It seemed like only a few moments passed between the time we ordered our pizza Margarita and its arrival sizzling hot at the table. Light, crisp and full of flavor, Michele said it was the best pizza she had eaten since Naples. Rosario, one of the owners whom we had met before came by to see how we liked the pizza and introduced us to the pizzaiolo, Roberto Caporuscio. Roberto, who is a wealth of knowledge about pizza, is from Campania and has a passion for Neapolitan style pizza and trained and worked in Naples. He has also made pizza in Denver, Chicago, Pittsburgh and NJ, among other places. He asked us which pizza places we liked in NYC and Naples and we realized that we liked many of the same places. Meanwhile, we had finished eating and Keste was getting busy. Roberto asked us if we would like to come back to see how he made the pizza from scratch. We gave him an enthusiastic Yes! And made a date for the following Monday.
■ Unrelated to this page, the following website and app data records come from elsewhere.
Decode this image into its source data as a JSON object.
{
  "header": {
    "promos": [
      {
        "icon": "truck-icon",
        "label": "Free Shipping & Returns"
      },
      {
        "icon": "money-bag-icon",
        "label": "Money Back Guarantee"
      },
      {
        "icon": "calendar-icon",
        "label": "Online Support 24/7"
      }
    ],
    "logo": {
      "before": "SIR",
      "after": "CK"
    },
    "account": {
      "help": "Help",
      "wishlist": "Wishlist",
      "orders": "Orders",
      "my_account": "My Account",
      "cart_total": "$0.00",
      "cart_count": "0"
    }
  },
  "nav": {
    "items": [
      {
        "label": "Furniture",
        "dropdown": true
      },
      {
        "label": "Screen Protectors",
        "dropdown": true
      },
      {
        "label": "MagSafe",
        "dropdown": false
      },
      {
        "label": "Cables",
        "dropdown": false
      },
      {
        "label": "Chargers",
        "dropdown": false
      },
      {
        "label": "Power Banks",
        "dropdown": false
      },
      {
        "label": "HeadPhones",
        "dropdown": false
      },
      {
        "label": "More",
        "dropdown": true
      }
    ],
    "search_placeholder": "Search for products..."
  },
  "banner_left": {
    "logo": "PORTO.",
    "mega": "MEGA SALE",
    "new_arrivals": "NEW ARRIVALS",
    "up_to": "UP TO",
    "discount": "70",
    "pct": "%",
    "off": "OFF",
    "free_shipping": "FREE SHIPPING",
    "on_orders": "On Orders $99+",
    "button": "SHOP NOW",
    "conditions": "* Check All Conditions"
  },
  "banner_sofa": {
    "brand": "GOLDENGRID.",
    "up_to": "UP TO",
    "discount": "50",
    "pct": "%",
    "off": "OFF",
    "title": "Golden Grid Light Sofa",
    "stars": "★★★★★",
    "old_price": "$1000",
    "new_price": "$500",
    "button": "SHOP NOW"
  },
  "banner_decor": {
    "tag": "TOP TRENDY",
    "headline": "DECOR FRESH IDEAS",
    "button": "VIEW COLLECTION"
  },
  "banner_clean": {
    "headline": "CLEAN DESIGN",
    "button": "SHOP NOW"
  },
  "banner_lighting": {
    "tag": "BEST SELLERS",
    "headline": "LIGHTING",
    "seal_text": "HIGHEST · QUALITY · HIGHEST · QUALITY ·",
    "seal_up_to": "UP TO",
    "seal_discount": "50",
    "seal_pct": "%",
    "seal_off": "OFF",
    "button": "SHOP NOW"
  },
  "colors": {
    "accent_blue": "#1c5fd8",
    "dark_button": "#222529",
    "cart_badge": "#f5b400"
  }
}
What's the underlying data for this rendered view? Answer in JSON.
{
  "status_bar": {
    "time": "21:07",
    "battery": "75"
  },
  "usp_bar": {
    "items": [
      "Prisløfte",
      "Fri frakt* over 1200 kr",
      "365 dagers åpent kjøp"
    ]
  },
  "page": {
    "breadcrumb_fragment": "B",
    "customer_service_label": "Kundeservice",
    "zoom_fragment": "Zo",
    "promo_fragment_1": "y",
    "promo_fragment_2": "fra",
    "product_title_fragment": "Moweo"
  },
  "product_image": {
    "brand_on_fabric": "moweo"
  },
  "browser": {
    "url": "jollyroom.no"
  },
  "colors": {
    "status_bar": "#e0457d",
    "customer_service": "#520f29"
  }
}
Roberto’s experience making pizza in Italy and around the US taught him that despite the common belief, the water did not make a big difference in the finished pie. The temperature and humidity were more important because these would affect how long the dough takes to rise. He does not use a “biga” starter. He only uses fresh natural cake yeast that must be kept in the refrigerator. Dry yeast does not do the job and can leave spots in the pizza. He uses a very small amount of yeast, 1 gram per liter of water, and lets the dough rise very slowly.
Roberto uses “double zero” Antimo Caputo flour in 55 lb bags. It is made especially for pizza from seven different kinds of wheat. The wheat is ground very slowly so as not to damage the flour and the nutrients. This flour gives you dough that is easier to stretch and the slow rise gives you more flavor and makes it lighter. Roberto does not put the dough in the refrigerator but leaves it out to rise for 18 to 24 hours.
The flour, water, salt and yeast are mixed in a special machine that has two arms and moves very slowly. The slow movement mixes the dough without heat buildup. It takes about 20 minutes for it to be ready. The dough remains in the machine until Roberto is ready to transfer it to a table where it continues to rise. When it is ready, the dough is shaped into 9.5 ounce balls. The shaping method is the same for making mozzarella. The finished balls are put into plastic boxes to rise. Roberto tried to find wooden boxes but did not like any of them. It takes about 20 minutes to shape the mass into individual balls. The finished dough is so soft, you might expect it to stick to your hands, but it does not. Roberto makes sure every ball of dough is perfectly round because any holes or gaps would prevent the pizzas from lying flat in the oven and they would not bake properly.
When it is time to make a pizza, Roberto takes a ball of dough and with his fingers spreads it into a disk. He rotates the disk by quarter turns–it takes less than a minute to reach its final shape. He makes sure that the pizza is not too thin in the middle, if it is the cornicione or rim will be too thick. I have never seen a pizzaiolo in Naples toss the pizza in the air, but I had to ask anyway. Roberto gave me a look and said that the dough is not to play with, it is food!
Next he puts on the sauce, starting in the middle and working in circles toward the edges– not too much sauce in the middle. Buffalo mozzarella is then added and some basil and a touch of olive oil. The wood burning oven is 900 degrees. He stretchers the dough a little more before putting it on the peel. I took out my watch and timed it. A perfect Pizza Margarita was done in only 45 seconds. From the time Roberto touches the dough and to the time the pizza arrives at your table is less than five minutes! Like the classic Neapolitan pizza, it is 9-10 inches and has a crust that is neither too thin nor too thick. It can be folded in half and then folded again into quarters, without cracking or breaking the crust. Only the edge, called the cornicione, is crisp, though it is also chewy.
Roberto grew up on a farm, and would milk the cows and make cheese. He told us a story of feeding the cows tomato skins so the milk had a pink tinge to illustrate for us that what you feed the cows determines what the cheese will taste like. He loves cheese and uses different types on his pizzas. He says that he varies his pizza toppings as long as they make sense. Once a customer asked him to make a pizza with pineapple as a topping. He considered it an insult and refused. Would you have sushi and ask the chef to put Mozzarella on it?
In addition to the superb Margarita, we also tried Roberto’s Roman style pizza made with thin sliced potatoes, and the Mastro Nicola which is Roberto’s interpretation of the earliest Neapolitan pie, before tomatoes were introduced to Italy. It was topped with pecorino, herbs and lard.
With all of the pizzerias here in New York City, we are thrilled to have Pizzeria Keste which is dedicated to making genuine Neapolitan style pizza. Roberto Caporuscio is a true pizzaiolo and Keste raises the pizza bar in this city.
Here is a photo of Roberto Caporuscio at Keste Wall Street at the recent Strada di Mozzarella presentation for pizza Napoletana.
Keste’ Pizza & Vino
271 Bleecker St
New York, NY 10014